I’ve never thought of myself as patriotic. I do have a certain affection for the United States, but only because it’s my home. I’ve long recognized that there are dozens of other countries I could have been born in where my life would be about the same or better. The whole “greatest country in the world” thing is, and always has been, nonsense. Not just for the US, any country making that claim is absurd. This weekend, it seems, after the Supreme Court’s disastrous week, a bunch of other people may be coming around to my way of thinking.
For the first time I can remember, I’m seeing calls from people saying, “don’t celebrate the Fourth of July.” Well, good for me, I literally don’t remember the last time I celebrated the Fourth, if I ever really have. I can’t remember any family barbecues when I was young. I’ve never hosted one as an adult. July 4th has always been a time of making fun of people for playing a Russian celebration of defeating Napolean, who was our ally, because it has cannon noises in it. It’s been a time of getting annoyed at all the illegal fireworks displays that happen. It’s been a time of terrorized pets and making excuses to avoid other people’s celebrations.
Except, what does not celebrating the Fourth mean? I’m my case, I think it means I prefer quiet, I hate the summer, I have a strong sense of irony, I like animals, and I keep to myself. That’s about it. It isn’t a statement, and I don’t even see how it could be. If you’re like me, it just means keeping yourself comfortable. If you’re not like me, it probably means depriving yourself of some enjoyable experiences. In other words, it doesn’t mean or do anything.
It seems that the many people saying they won’t celebrate the Fourth are new to this lack of patriotism. As someone with experience, I’m duty bound to try to help the newbies. Here are some things to keep in mind:
- As stated above, there’s a difference between feeling patriotic and caring about your home.
- Celebrating or not celebrating a holiday is a giant whatever. Do whatever feels right to you.
- Even non-patriots can and should try to make things better. That means voting, protesting, sharing your thoughts and feelings, writing to your elected officials, and all that stuff. Just because we’re not patriotic doesn’t mean we can’t work towards a country we can be patriotic about.
- Don’t judge anyone based on their levels of patriotism. This one goes for patriots, too.

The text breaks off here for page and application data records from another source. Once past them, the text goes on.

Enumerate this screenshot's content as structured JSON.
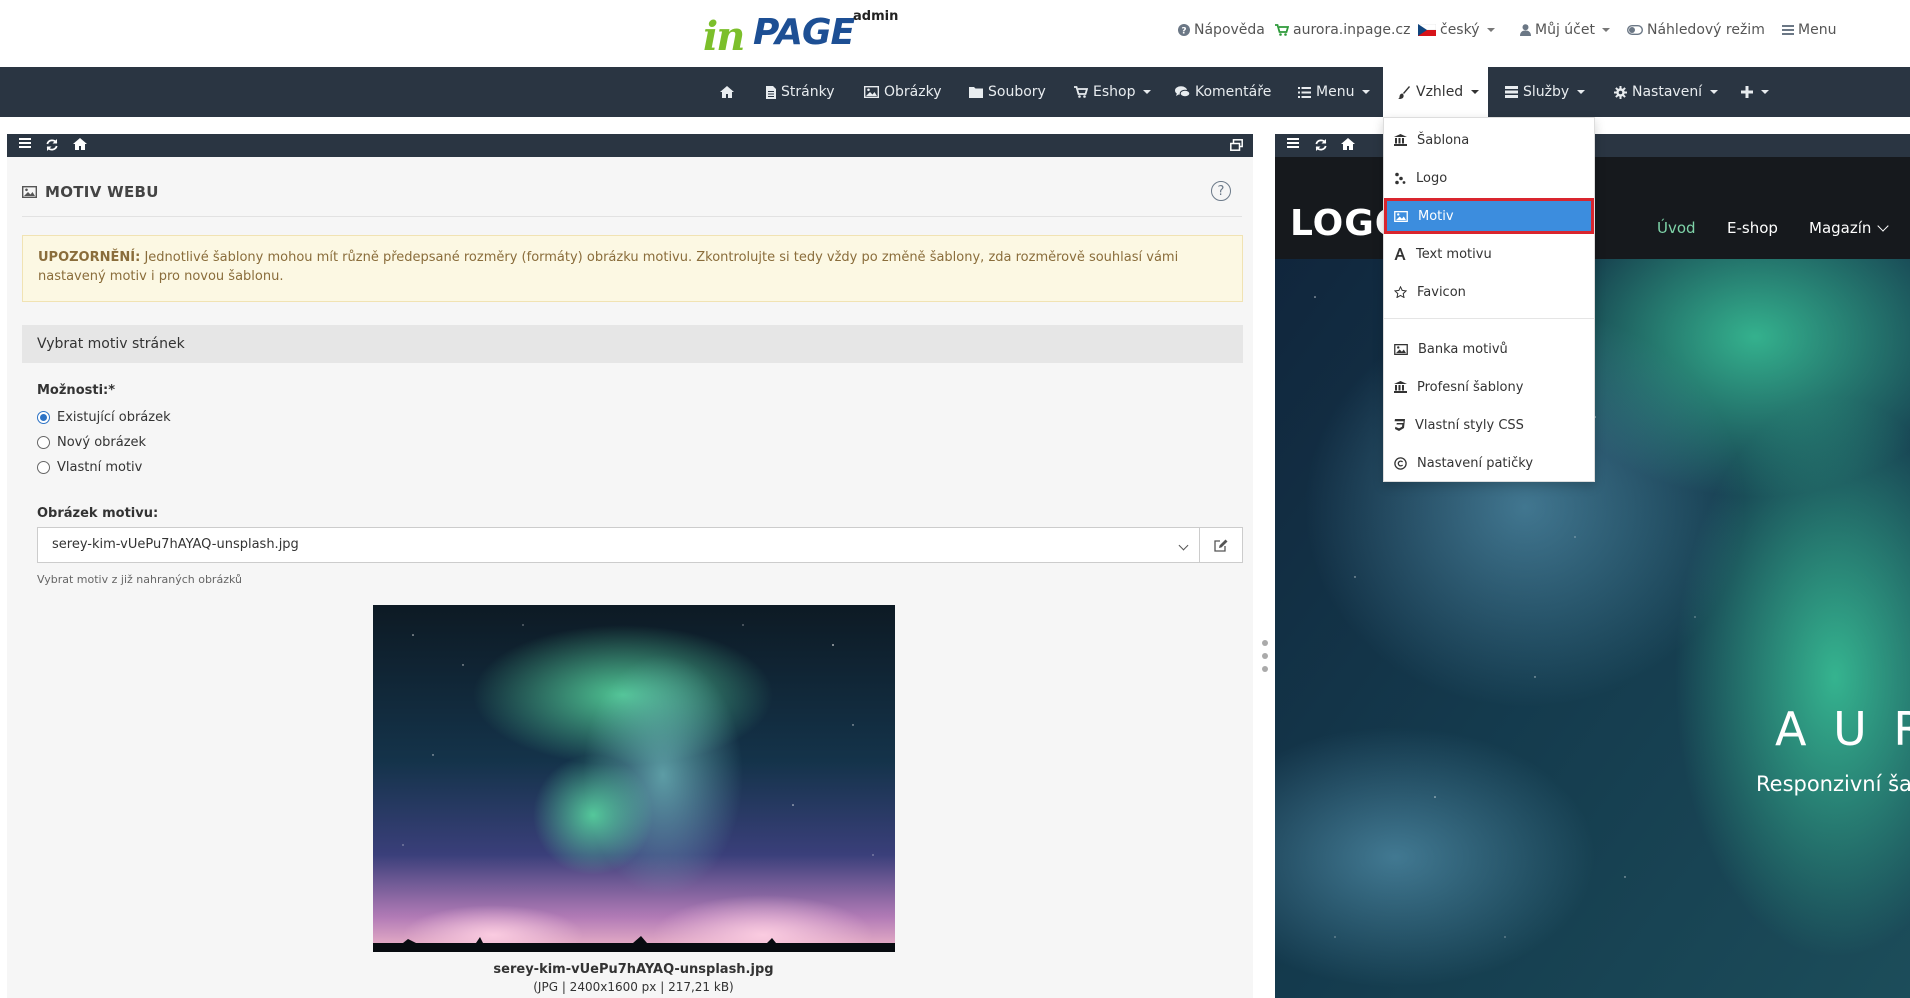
{
  "header": {
    "logo_in": "in",
    "logo_page": "PAGE",
    "logo_admin": "admin",
    "help": "Nápověda",
    "site": "aurora.inpage.cz",
    "language": "český",
    "account": "Můj účet",
    "preview_mode": "Náhledový režim",
    "menu": "Menu"
  },
  "nav": {
    "pages": "Stránky",
    "images": "Obrázky",
    "files": "Soubory",
    "eshop": "Eshop",
    "comments": "Komentáře",
    "menu": "Menu",
    "appearance": "Vzhled",
    "services": "Služby",
    "settings": "Nastavení"
  },
  "dropdown": {
    "items": [
      {
        "label": "Šablona",
        "icon": "bank-icon"
      },
      {
        "label": "Logo",
        "icon": "logo-icon"
      },
      {
        "label": "Motiv",
        "icon": "image-icon"
      },
      {
        "label": "Text motivu",
        "icon": "font-icon"
      },
      {
        "label": "Favicon",
        "icon": "star-icon"
      },
      {
        "label": "Banka motivů",
        "icon": "image-icon"
      },
      {
        "label": "Profesní šablony",
        "icon": "bank-icon"
      },
      {
        "label": "Vlastní styly CSS",
        "icon": "css3-icon"
      },
      {
        "label": "Nastavení patičky",
        "icon": "copyright-icon"
      }
    ]
  },
  "form": {
    "title": "MOTIV WEBU",
    "help": "?",
    "alert_label": "UPOZORNĚNÍ:",
    "alert_text": " Jednotlivé šablony mohou mít různě předepsané rozměry (formáty) obrázku motivu. Zkontrolujte si tedy vždy po změně šablony, zda rozměrově souhlasí vámi nastavený motiv i pro novou šablonu.",
    "section": "Vybrat motiv stránek",
    "options_label": "Možnosti:*",
    "options": [
      "Existující obrázek",
      "Nový obrázek",
      "Vlastní motiv"
    ],
    "image_label": "Obrázek motivu:",
    "selected_image": "serey-kim-vUePu7hAYAQ-unsplash.jpg",
    "hint": "Vybrat motiv z již nahraných obrázků",
    "file_name": "serey-kim-vUePu7hAYAQ-unsplash.jpg",
    "file_meta": "(JPG | 2400x1600 px | 217,21 kB)"
  },
  "preview": {
    "logo": "LOGO",
    "menu": [
      "Úvod",
      "E-shop",
      "Magazín"
    ],
    "hero_title": "A U R O",
    "hero_subtitle": "Responzivní šab"
  },
  "colors": {
    "navbar": "#2a3542",
    "accent": "#3c8dde",
    "highlight_border": "#d9252e",
    "alert_bg": "#fcf8e3",
    "preview_menu_active": "#7ed3a8"
  }
}
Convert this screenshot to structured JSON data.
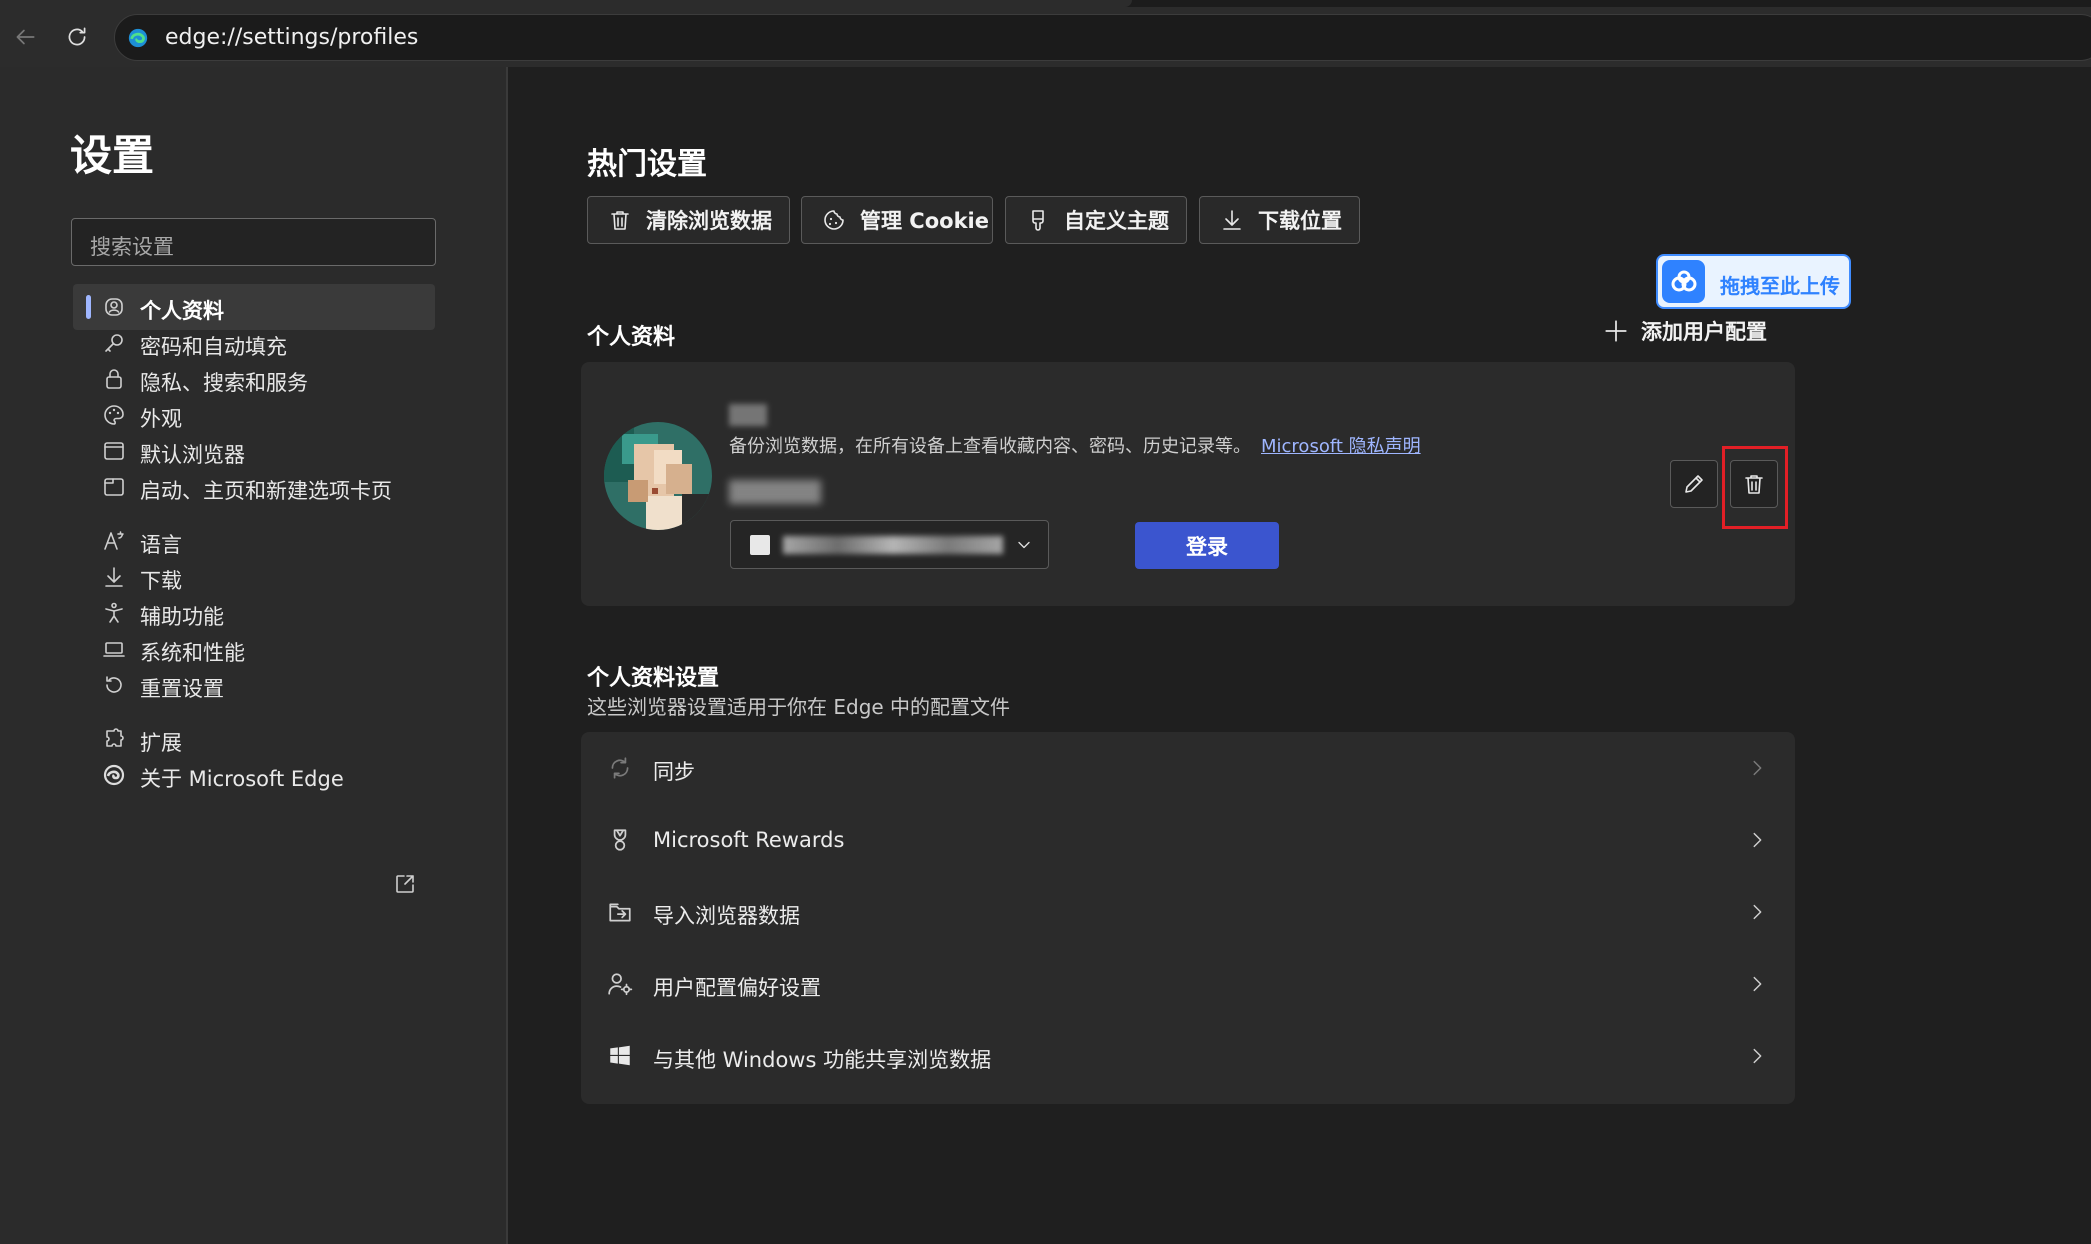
{
  "browser": {
    "url": "edge://settings/profiles"
  },
  "sidebar": {
    "title": "设置",
    "search_placeholder": "搜索设置",
    "items": [
      {
        "label": "个人资料",
        "icon": "profile-icon",
        "active": true
      },
      {
        "label": "密码和自动填充",
        "icon": "key-icon"
      },
      {
        "label": "隐私、搜索和服务",
        "icon": "lock-icon"
      },
      {
        "label": "外观",
        "icon": "palette-icon"
      },
      {
        "label": "默认浏览器",
        "icon": "browser-window-icon"
      },
      {
        "label": "启动、主页和新建选项卡页",
        "icon": "home-tab-icon"
      },
      {
        "label": "语言",
        "icon": "language-icon"
      },
      {
        "label": "下载",
        "icon": "download-icon"
      },
      {
        "label": "辅助功能",
        "icon": "accessibility-icon"
      },
      {
        "label": "系统和性能",
        "icon": "laptop-icon"
      },
      {
        "label": "重置设置",
        "icon": "reset-icon"
      },
      {
        "label": "扩展",
        "icon": "puzzle-icon"
      },
      {
        "label": "关于 Microsoft Edge",
        "icon": "edge-logo-icon"
      }
    ]
  },
  "main": {
    "popular_title": "热门设置",
    "quick_buttons": [
      {
        "label": "清除浏览数据",
        "icon": "trash-icon"
      },
      {
        "label": "管理 Cookie",
        "icon": "cookie-icon"
      },
      {
        "label": "自定义主题",
        "icon": "brush-icon"
      },
      {
        "label": "下载位置",
        "icon": "download-icon"
      }
    ],
    "upload_widget_label": "拖拽至此上传",
    "profile_section_title": "个人资料",
    "add_profile_label": "添加用户配置",
    "profile_card": {
      "description": "备份浏览数据，在所有设备上查看收藏内容、密码、历史记录等。",
      "privacy_link": "Microsoft 隐私声明",
      "signin_label": "登录"
    },
    "settings_section_title": "个人资料设置",
    "settings_section_subtitle": "这些浏览器设置适用于你在 Edge 中的配置文件",
    "settings_rows": [
      {
        "label": "同步",
        "icon": "sync-icon"
      },
      {
        "label": "Microsoft Rewards",
        "icon": "trophy-icon"
      },
      {
        "label": "导入浏览器数据",
        "icon": "import-icon"
      },
      {
        "label": "用户配置偏好设置",
        "icon": "user-settings-icon"
      },
      {
        "label": "与其他 Windows 功能共享浏览数据",
        "icon": "windows-icon"
      }
    ]
  },
  "colors": {
    "accent": "#9fb6ff",
    "signin_button": "#3b55cf",
    "highlight_box": "#e21f26",
    "upload_blue": "#2f82ff"
  }
}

- Lack of patriotism is freeing. Use that freedom. You are not beholden to any institutions or ways of doing things. Get creative when making change. We don’t need to keep anything that isn’t good.
- At the same time, it’s OK to like some things about a country without feeling patriotic.
- A positive thing about losing your patriotism is it’s a cure for exceptionalism. People are people wherever they live or come from. It should create a sense of solidarity.
- Avoid cynicism. Change is better when it comes from a place of positivity.
- There are lots of us. Seek support when you can.
- Live your life. It doesn’t matter how bad things get, obsessing will not help.
This week was a disaster any way you look at it. But maybe there’s an upside. Maybe the Supreme Court has upset enough people to motivate them. That puts all kinds of possibilities on the table. We may see adequate numbers voting in each and every election. We might get loud protests. We might get real civil disobedience. We might end up with a general strike. Maybe a Constitutional Convention. All of the above would be my unpatriotic dream come true.